Dakota Access Pipeline developer asks court to mandate final easement

Energy Transfer Partners, the developer of the Dakota Access Pipeline, is asking a court to order the government to grant a final easement it needs to complete the pipeline.

The nearly 1,200 mile long pipeline is nearly complete except for a mile-long section that would pass under the Missouri river. The company argues the permit granted back in July should necessarily include the easement. From the Hill:

Judge James Boasberg of the District Court for the District of Columbia set a briefing schedule at a Friday hearing in Washington, D.C., for Energy Transfer’s claim that granting the easement is a “ministerial” action, and is mandated now that the company has the related permit.

“The final decision on the right-of-way was made on July 25,” David Debold, the attorney representing Dakota Access, told Boasberg at the Friday hearing.

Debold said Dakota Access is losing nearly $20 million every week that the Army Corps delays its decision on the easement. He requested “expedited” consideration of the motion, which Dakota Access first formally made in November.

Protesters celebrated Sunday when the Army Corps of Engineers announced it would not grant the easement and instead would begin a new environmental survey which could take 6 months to a year to complete. NBC reported Wednesday that the Corps of Engineers actually recommended the easement be granted but an Obama political appointee, Assistant Secretary of the Army for Civil Works Jo-Ellen Darcy, blocked it.

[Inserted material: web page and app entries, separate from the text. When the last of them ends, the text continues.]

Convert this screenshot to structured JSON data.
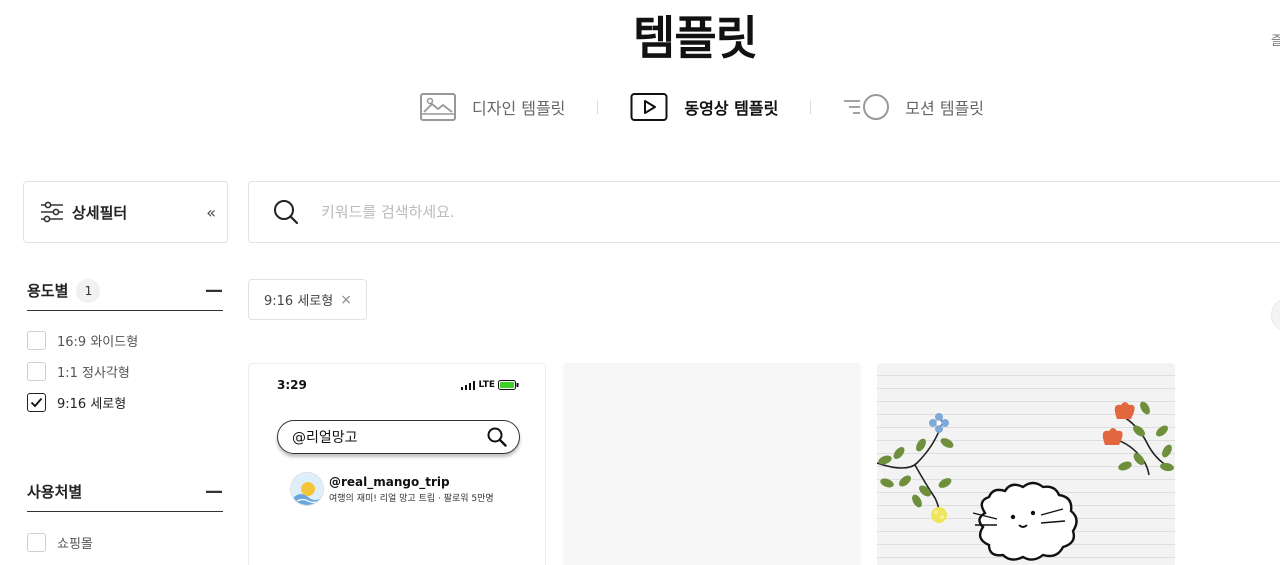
{
  "page": {
    "title": "템플릿",
    "corner_text": "즐"
  },
  "type_tabs": [
    {
      "label": "디자인 템플릿",
      "icon": "image-icon",
      "active": false
    },
    {
      "label": "동영상 템플릿",
      "icon": "play-icon",
      "active": true
    },
    {
      "label": "모션 템플릿",
      "icon": "motion-icon",
      "active": false
    }
  ],
  "filter": {
    "label": "상세필터",
    "collapse_icon": "«"
  },
  "search": {
    "placeholder": "키워드를 검색하세요."
  },
  "sections": [
    {
      "title": "용도별",
      "count": "1",
      "options": [
        {
          "label": "16:9 와이드형",
          "checked": false
        },
        {
          "label": "1:1 정사각형",
          "checked": false
        },
        {
          "label": "9:16 세로형",
          "checked": true
        }
      ]
    },
    {
      "title": "사용처별",
      "count": "",
      "options": [
        {
          "label": "쇼핑몰",
          "checked": false
        }
      ]
    }
  ],
  "active_chip": {
    "label": "9:16 세로형",
    "remove": "×"
  },
  "cards": [
    {
      "time": "3:29",
      "network": "LTE",
      "search_text": "@리얼망고",
      "handle": "@real_mango_trip",
      "description": "여행의 재미! 리얼 망고 트립 · 팔로워 5만명"
    },
    {},
    {}
  ],
  "colors": {
    "battery": "#3bd126",
    "leaf": "#6e8f3c",
    "flower_red": "#e2673f",
    "flower_blue": "#7fa9d8",
    "flower_yellow": "#efe55a"
  }
}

The result of the obviously political decision has been confusion. The tribal chairman of the Standing Rock Sioux asked protesters to go home after a severe blizzard forced people to evacuate the camp Monday and find shelter at a nearby casino. But activist leader Chase Iron Eyes has said the decision Sunday was not a final victory and encouraged people to stay until the pipeline project is removed from the ground. In this video clip he suggests protesters should be willing to “sacrifice” jail or even death to oppose the project:


Meanwhile, there are strong indications that the Trump administration is going to reverse the decision on the easement soon after it takes office. KCRG reports:

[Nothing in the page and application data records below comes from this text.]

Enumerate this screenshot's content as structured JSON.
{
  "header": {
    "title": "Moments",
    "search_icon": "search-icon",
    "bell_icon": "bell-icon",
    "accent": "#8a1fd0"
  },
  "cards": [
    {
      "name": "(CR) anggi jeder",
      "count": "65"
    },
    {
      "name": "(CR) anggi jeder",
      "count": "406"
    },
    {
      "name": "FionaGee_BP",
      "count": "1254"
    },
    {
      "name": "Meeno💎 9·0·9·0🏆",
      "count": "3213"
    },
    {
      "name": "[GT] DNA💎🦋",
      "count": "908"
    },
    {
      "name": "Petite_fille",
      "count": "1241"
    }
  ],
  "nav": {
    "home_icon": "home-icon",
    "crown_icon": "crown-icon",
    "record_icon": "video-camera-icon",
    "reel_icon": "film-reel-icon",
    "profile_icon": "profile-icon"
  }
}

“Celebrate while you can, I suppose. This is clearly not over,” said Rep. Kevin Cramer (R-ND).

Rep. Cramer recently met with President-elect Donald Trump to discuss the pipeline and says the decision will likely be reversed.

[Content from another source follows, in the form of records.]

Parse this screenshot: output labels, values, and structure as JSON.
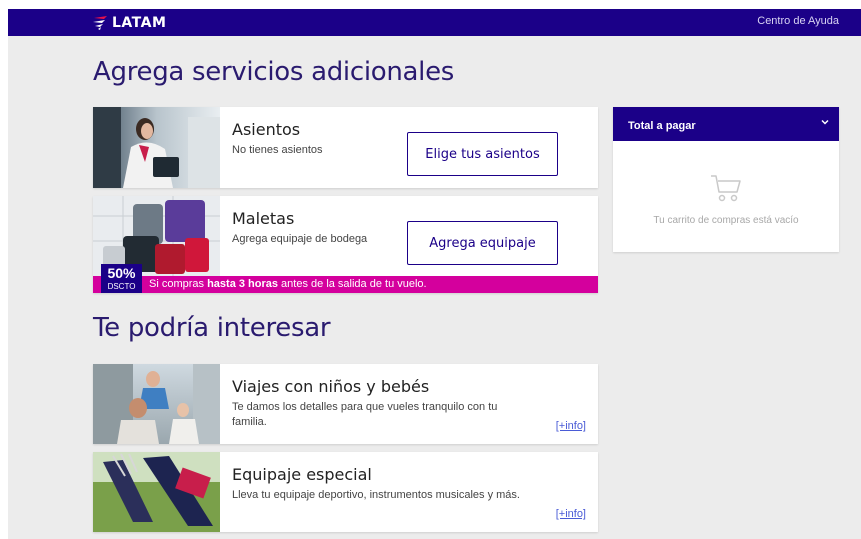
{
  "header": {
    "brand": "LATAM",
    "help_link": "Centro de Ayuda"
  },
  "services": {
    "title": "Agrega servicios adicionales",
    "seats": {
      "title": "Asientos",
      "subtitle": "No tienes asientos",
      "button": "Elige tus asientos"
    },
    "bags": {
      "title": "Maletas",
      "subtitle": "Agrega equipaje de bodega",
      "button": "Agrega equipaje",
      "badge_pct": "50%",
      "badge_label": "DSCTO",
      "promo_prefix": "Si compras ",
      "promo_bold": "hasta 3 horas",
      "promo_suffix": " antes de la salida de tu vuelo."
    }
  },
  "interest": {
    "title": "Te podría interesar",
    "items": [
      {
        "title": "Viajes con niños y bebés",
        "subtitle": "Te damos los detalles para que vueles tranquilo con tu familia.",
        "link": "[+info]"
      },
      {
        "title": "Equipaje especial",
        "subtitle": "Lleva tu equipaje deportivo, instrumentos musicales y más.",
        "link": "[+info]"
      }
    ]
  },
  "cart": {
    "title": "Total a pagar",
    "empty_text": "Tu carrito de compras está vacío",
    "icon": "shopping-cart-icon"
  },
  "colors": {
    "brand_indigo": "#1b0088",
    "promo_magenta": "#d4009d",
    "background": "#ececec"
  }
}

“I think we can get this handled rather quickly in a Trump administration,” Cramer said. “He can get that easement in the hands of the companies so they can start construction sometime in middle to early early mid 2017.”

North Dakota Senator Heidi Heitkamp, who also recently met with Trump, says she expects an easement to be issued relatively soon. The Standing Rock Sioux and environmentalists will be able to challenge that decision in court so the issue could drag on for a few more months.